Media Planning and Execution at Alliance Advertising & Marketing,watches a movies if he enjoys the promo. Perhaps sometimes to do with his self-created standard of declaring a movie good or otherwise.Hence, some people avoid going to movies with him.
Release: February 24, 2017
Cast: Saif Ali Khan, Shahid Kapoor, Kangana Ranaut, Richard McCabe
Director: Vishal Bhardwaj
Unfortunately, the saying that ‘once one has discovered one’s God to have feet of clay they can never be totally be redeemed’ sadly holds true for Rangoon — Vishal’s latest outing. What could have been an epic wartime love story turned out to be an unbearably un-emotive confused hash of a movie which is left tryingto unsuccessfully juggle between patriotism and romanticism and ends up doing both a disservice. The romanticism at best feels contrived and at worst seems like just another run of the mill love story while the patriotic dimension is laid out too thinly without much impact like a lettuce leaf in a burger. In the backdrop, is the Second World War and Nawab Malik (Shahid Kapoor) serves the British Army against the Japanese on the Indo-Burma border. He is assigned to safeguard superstar Julia (Kangana Ranaut) on her way to Burma where she is being sent against her will by Major General Harding (Richard McCabe) to perform songs and dance, an attempt to boost the morale of the Indian soldiers fighting for the British Empire.
Rusi Billimoria (Saif Ali Khan), an influential film producer of that time and Julia’s lover, tries to resist Harding’s request but eventuallygives in due to financial pressure. He is married with kids, but unable to marry Julia as he will have to go against his father. At the same time, Subhash Chandra Bose’s INA (Indian National Army) is fighting against the British with some support from the Japanese on the same Indo-Burma front. They desperately need resources to fund their battle and a major source are the sympathizers of their cause with in India.
A Maharajah willing to help the INA is trying to smuggle his valuable, gem-encrusted sword to the battle front which will be helpful in obtaining the funds for the INA. This sword must go with Julia’s troupe under Nawab Malik’s vigil. Julia and her assistants get trapped in an attack by the Japanese army and Nawab rescues Julia. The two lose their way and reach an isolated village and like it has a happened a thousand times before in countless movies, the two protagonists when left by themselves, fall into lust and then love at second and third sight. Ho Hum.
However, Rusi too is in search of Julia and seeks help from the British Army and eventually finds his Julia only to discover that the dynamic of his relationship with her has nowt umed into a triangle and he is the hypotenuse of this triangle. Is there a happy ending for Nawab and Julia’s brewing love story or will Rusi take revenge for h is long lost love? Oh and that sword is also vital as it must reach the INA and Nawab is a mole. This is the core tension and story of Vishal Bharadwaj’s Rangoon. In light of Vishal’s last offerings, it is one of the weakest and definitely the most torturous. Rangoon in my brain will forever be synonymous with death-like boredom for, although the songs and in particular Yeh lshq Haitried to inject life and depth with other more than a dozen sound tracks, I still cannot call this film a musical The teaming of Gulzar, Rekha Bhardwaj, Sukhwinder Singh, Sunidhi Chauhan, KK and Arijit Singh made all those 150 awkward minutes at least bearable.

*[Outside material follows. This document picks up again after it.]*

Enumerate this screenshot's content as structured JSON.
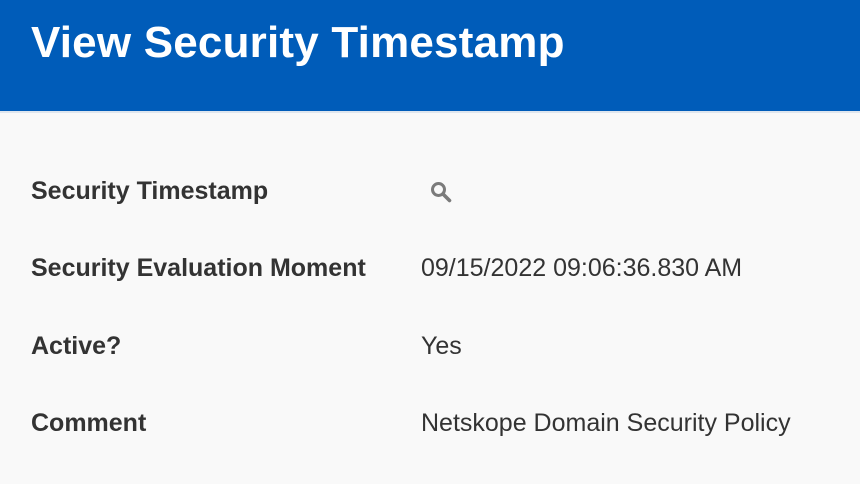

Although great craft went into the making of the movie as far as cinematography, art direction and every other technicality is concerned, as it does try to transport you to the era of British rule, but the weak dialogues and limpid soup like plot keeps you floating between boredom and ennui. The most awful part of the film is its climax, once again highlighting the propensity of our directors to drag out never ending death scenes, at the end of which the audience is left to pray to God that the poor onscreen soul finds a quick painless release.
Over to the actors now. Shahid, Kangana and Saif are superb with what they’ve been asked to do, but even the greatest of actors cannot make a poor project look pretty. All other supporting actors did a fair job too.
Rangoon is a far cry from any of Vishal Bhardwaj’s past masterpieces. In fact, as far as masterpieces go this film is a masterclass of what a director should avoid at all costs i.e. a flimsy half-baked mind numbing story and a half-hearted effort to turn it into an edible digestive work of any kind. He wanted to make this film 10 years ago titled ‘Julia’, but couldn’t. Needless to say , he should have forgotten for good. for all the effort which went in, a generous 2 out of 5 star.